There are plenty of survival movies out there. Some are good, many are bad, but if there's one thing that unites them is that it's an often familiar scenario. Is there much that hasn't been done in this genre? Perhaps not, but The Grey's real strength lies in the fact that whilst the setting isn't anything new, the execution feels unique and fresh which elevates this far beyond the average.
Joe Carnahan is probably best known for The A Team, but don't let that put you off. Look a little further back and you'll see that the fantastic Narc also sits on his CV. And The Grey is very much Narc rather than his recent disposable action-movie fodder.
Liam Neeson is living a depressing existence in an unnamed wilderness, working for a petroleum company and protecting the workers from the local wildlife. Within 10 minutes of the movie opening we see him on a plane shipping out for a break, before all hell breaks loose. Cue a spectacular scene which finds Neeson waking up in sub zero temperatures and covered in snow, surrounded by bleak, cold wilderness and just six other survivors for company.
That's all I'll say on the plot, because I think the less you know the better (in this case). What I will say, however, is that The Grey is a spectacular piece of film-making. The script is excellent as are the performances, and where I initially found myself rolling my eyes at the "stock" extras, this soon changed - the characters really develop as the film moves at a pace. A desperate, haunting atmosphere pervades the whole film, no doubt supported by the amazing cinematography and an equally impressive soundscape, and I found myself on the edge of my seat throughout the duration, constantly thinking "how are they ever going to get out of this?"
In terms of the Blu-Ray...awesome. The video presentation is top notch and while there is a heavy veil of grain in many of the scenes, it's wonderfully cinematic.
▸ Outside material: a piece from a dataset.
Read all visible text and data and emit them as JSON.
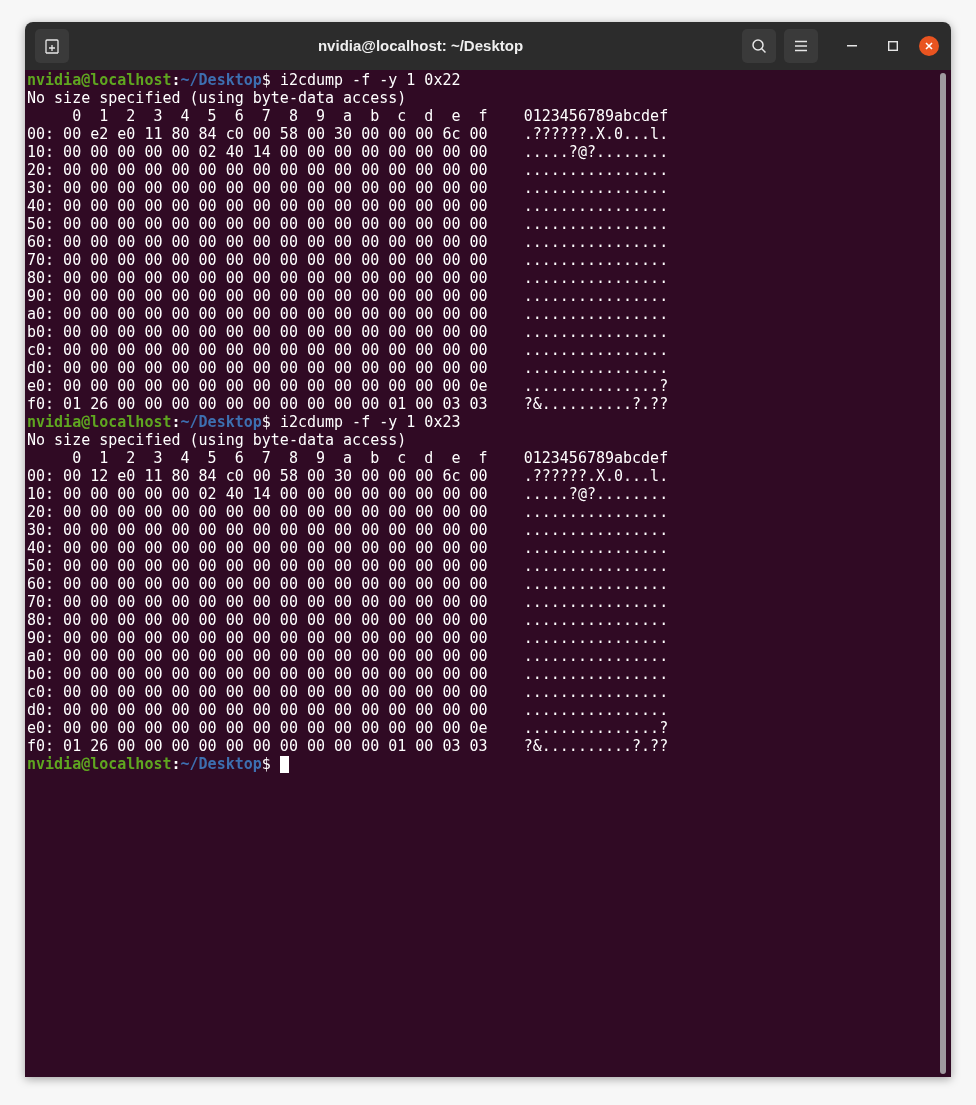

To pre-empt those reviews which will complain about picture quality, please be aware that this is exactly how the director intended the film to look. It's detailed but rough, but this doesn't make it a poor bluray in any way shape or form!
The real standout on the Blu-Ray is the audio. A reference quality soundtrack through and through, it really puts you in the middle of the film. Surrounds are active and everything is well prioritised. Dialogue is actually slightly recessed meaning you sometimes need to concentrate to hear what the actors are saying, especially when the surrounds are howling with the wind and snow...but I believe this is deliberate and as such it works.
The dynamic range is very wide, and the contrast between quieter moments of reflection are brutally punctured by the harsh environment and events. It's one to make you jump occasionally, and certainly grin that you invested in a surround system :)
So, an accomplished thriller, familiar in scenario but unique in execution. And a first class BluRay to boot. What's not to like? A solid 5 stars...